As much as I am loving SGU, and as much as a respect and admire the writers for having the guts to change the formula, I'm starting to notice the writers falling into some of the bad habits they had gotten into in the later years of SG-1 and SGA. For instance the scene in last weeks episode the scene with Rush trying to jam the drone's signal by hitting a few buttons on his console while Young yelled at him to do it faster was painfully reminiscent of almost every episode of SGA when that happened. That in it self is fine it just got old when it happened in every episode.
Anyway, the reason I have made this thread is because as much as I enjoyed "Twin Destinies" I can't help but feel that the entire episode was written merely as a way of returning Telford to Earth, and thus returning the show to the "status quo" which we all know SG-1 and SGA were notorious for. One of the great things about SGU is that thus far they haven't been afraid of making lasting changes as the story unfolds, but between killing almost every major LA character and now returning Telford to Earth, they have returned to the "status quo". It may have taken half a season longer than it would have on SG-1 or SGA, but it still happened which I find disappointing.
Maybe one of the reasons I have these feelings is that I have recently started watching Deadwood (I'm currently midway through the 3rd season). I can't help but think that Deadwood is one of the shows that SGU strived to emulate (I especially note a similarity in Bullock and Swearengen's relationship to that of Young and Rush). Deadwood thus far has constantly brought in new characters and killed off existing ones as the story has unfolded (and it has never felt like new characters were replacing old ones which is hard to do), and I wish SGU would have been that bold. It almost feels like they went half way in that regard.
Another bad habit I have seen emerge in "Twin Destinies" is the SG writers' hobby of introducing wildly conflicting theories of time travel. Not only is the time travel in this episode inconsistent with the time travel in "Time" but also inconsistent with any other time travel episode in the SG franchise (which is an impressive feet considering how many other theories have been introduced). Also The idea of both Rush and Telford still existing in the alternate timeline is a hard pill to swallow since it makes no sense whatsoever, even allowing for the normal amount of confusion that arrises from time travel stories.
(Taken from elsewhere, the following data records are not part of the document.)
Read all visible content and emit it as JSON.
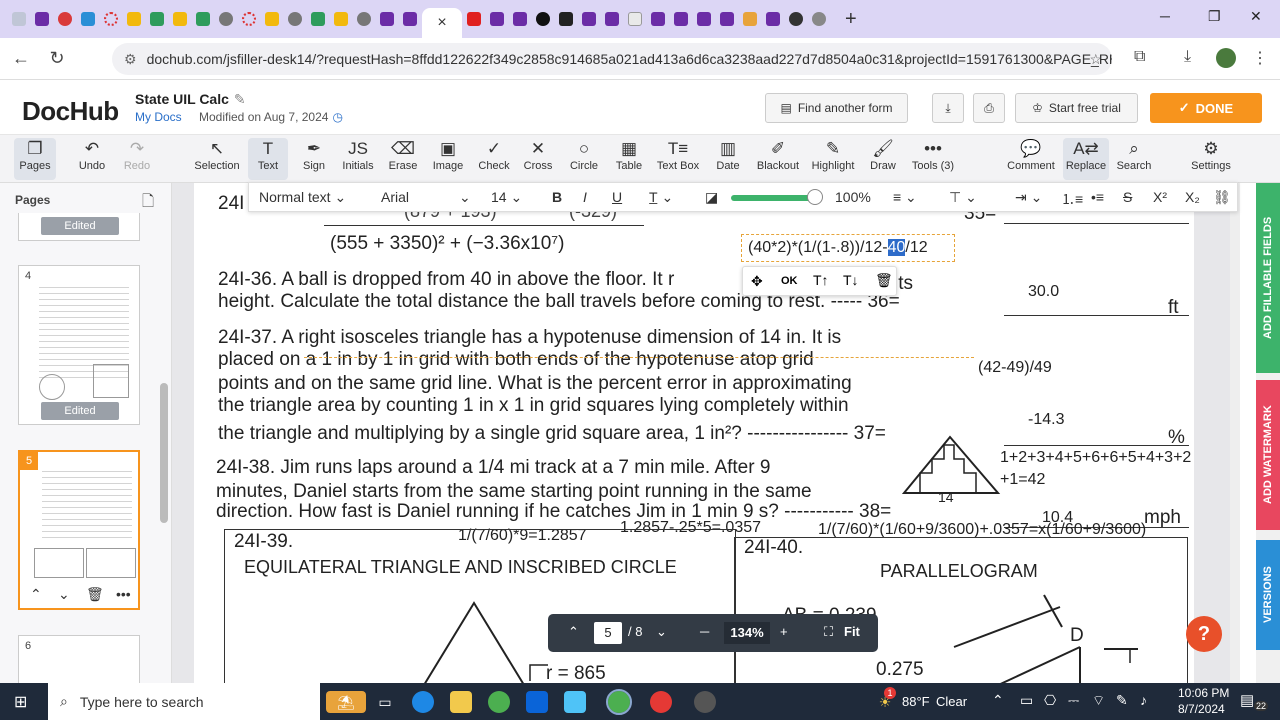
{
  "browser": {
    "url": "dochub.com/jsfiller-desk14/?requestHash=8ffdd122622f349c2858c914685a021ad413a6d6ca3238aad227d7d8504a0c31&projectId=1591761300&PAGE_REARR...",
    "new_tab_glyph": "+",
    "close_tab_glyph": "×",
    "minimize": "─",
    "maximize": "❐",
    "close": "✕"
  },
  "header": {
    "logo": "DocHub",
    "title": "State UIL Calc",
    "breadcrumb": "My Docs",
    "modified": "Modified on Aug 7, 2024",
    "find_form": "Find another form",
    "free_trial": "Start free trial",
    "done": "DONE"
  },
  "toolbar": {
    "pages": "Pages",
    "undo": "Undo",
    "redo": "Redo",
    "selection": "Selection",
    "text": "Text",
    "sign": "Sign",
    "initials": "Initials",
    "erase": "Erase",
    "image": "Image",
    "check": "Check",
    "cross": "Cross",
    "circle": "Circle",
    "table": "Table",
    "textbox": "Text Box",
    "date": "Date",
    "blackout": "Blackout",
    "highlight": "Highlight",
    "draw": "Draw",
    "tools": "Tools (3)",
    "comment": "Comment",
    "replace": "Replace",
    "search": "Search",
    "settings": "Settings"
  },
  "format_bar": {
    "style": "Normal text",
    "font": "Arial",
    "size": "14",
    "opacity": "100%"
  },
  "sidebar": {
    "header": "Pages",
    "thumbs": [
      {
        "num": "",
        "badge": "Edited"
      },
      {
        "num": "4",
        "badge": "Edited"
      },
      {
        "num": "5",
        "badge": ""
      },
      {
        "num": "6",
        "badge": ""
      }
    ]
  },
  "document": {
    "q35_label": "24I",
    "q35_num": "35=",
    "q35_numer": "(879 + 193)",
    "q35_numer2": "(-329)",
    "q35_expr": "(555 + 3350)² + (−3.36x10⁷)",
    "edit_box": "(40*2)*(1/(1-.8))/12-",
    "edit_sel": "40",
    "edit_tail": "/12",
    "q36_line1": "24I-36. A ball is dropped from 40 in above the floor. It r",
    "q36_line1_end": "its",
    "q36_line2": "height. Calculate the total distance the ball travels before coming to rest. ----- 36=",
    "q36_ans": "30.0",
    "q36_unit": "ft",
    "q37_line1": "24I-37. A right isosceles triangle has a hypotenuse dimension of 14 in. It is",
    "q37_line2": "placed on a 1 in by 1 in grid with both ends of the hypotenuse atop grid",
    "q37_line3": "points and on the same grid line. What is the percent error in approximating",
    "q37_line4": "the triangle area by counting 1 in x 1 in grid squares lying completely within",
    "q37_line5": "the triangle and multiplying by a single grid square area, 1 in²? ---------------- 37=",
    "q37_work": "(42-49)/49",
    "q37_ans": "-14.3",
    "q37_unit": "%",
    "q37_sum1": "1+2+3+4+5+6+6+5+4+3+2",
    "q37_sum2": "+1=42",
    "q37_14": "14",
    "q38_line1": "24I-38. Jim runs laps around a 1/4 mi track at a 7 min mile. After 9",
    "q38_line2": "minutes, Daniel starts from the same starting point running in the same",
    "q38_line3": "direction. How fast is Daniel running if he catches Jim in 1 min 9 s? ----------- 38=",
    "q38_ans": "10.4",
    "q38_unit": "mph",
    "w1": "1/(7/60)*9=1.2857",
    "w2": "1.2857-.25*5=.0357",
    "w3": "1/(7/60)*(1/60+9/3600)+.0357=x(1/60+9/3600)",
    "q39_title": "24I-39.",
    "q39_sub": "EQUILATERAL TRIANGLE AND INSCRIBED CIRCLE",
    "q39_r": "r = 865",
    "q40_title": "24I-40.",
    "q40_sub": "PARALLELOGRAM",
    "q40_ab": "AB = 0.239",
    "q40_val": "0.275",
    "q40_d": "D"
  },
  "popup": {
    "ok": "OK"
  },
  "right_tabs": {
    "fillable": "ADD FILLABLE FIELDS",
    "watermark": "ADD WATERMARK",
    "versions": "VERSIONS"
  },
  "zoom": {
    "page": "5",
    "total": "/ 8",
    "zoom": "134%",
    "fit": "Fit"
  },
  "taskbar": {
    "search": "Type here to search",
    "temp": "88°F",
    "weather": "Clear",
    "time": "10:06 PM",
    "date": "8/7/2024",
    "notif": "22",
    "badge": "1"
  },
  "colors": {
    "accent": "#f7941d",
    "link": "#2a6fc9",
    "fillable": "#3db36b",
    "watermark": "#e8475f",
    "versions": "#2a8fd6"
  }
}
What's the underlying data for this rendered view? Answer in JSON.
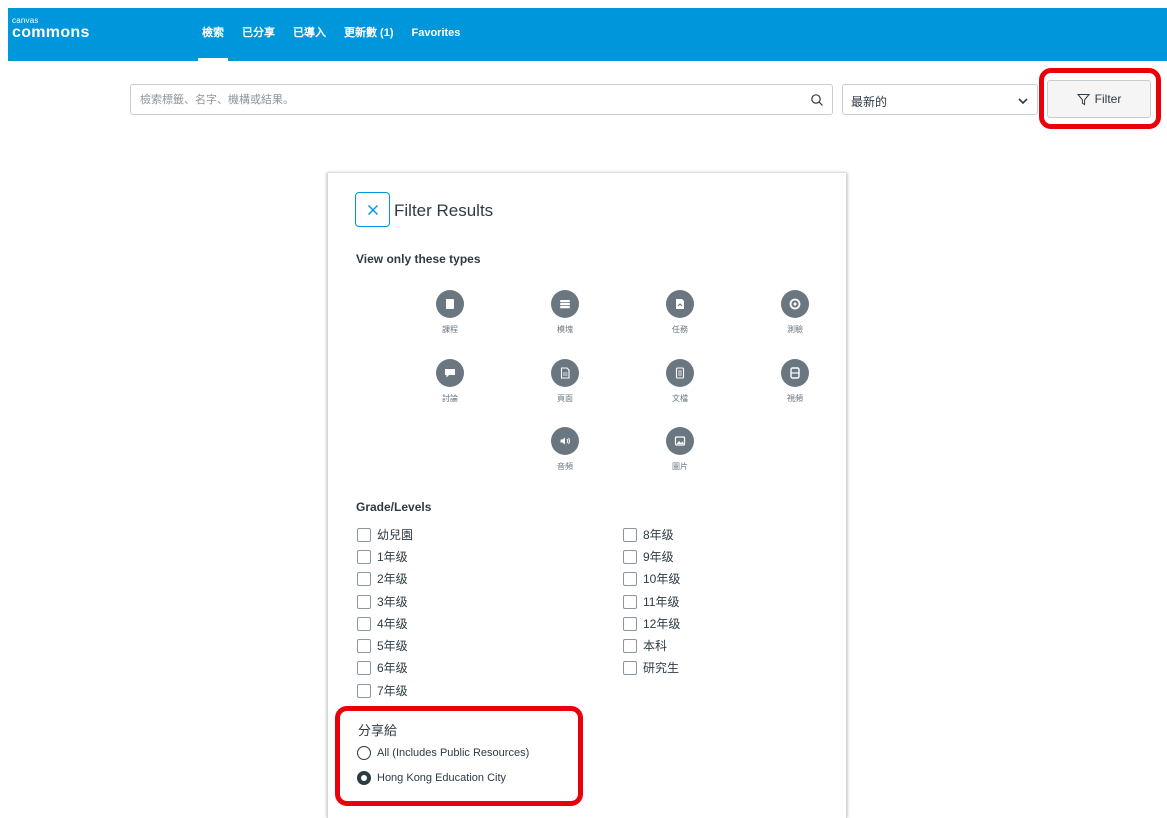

Anyway, sorry for the rant. I haven't been on these boards in a while, but I just needed to get that off my chest cause it's been bothering me since Monday.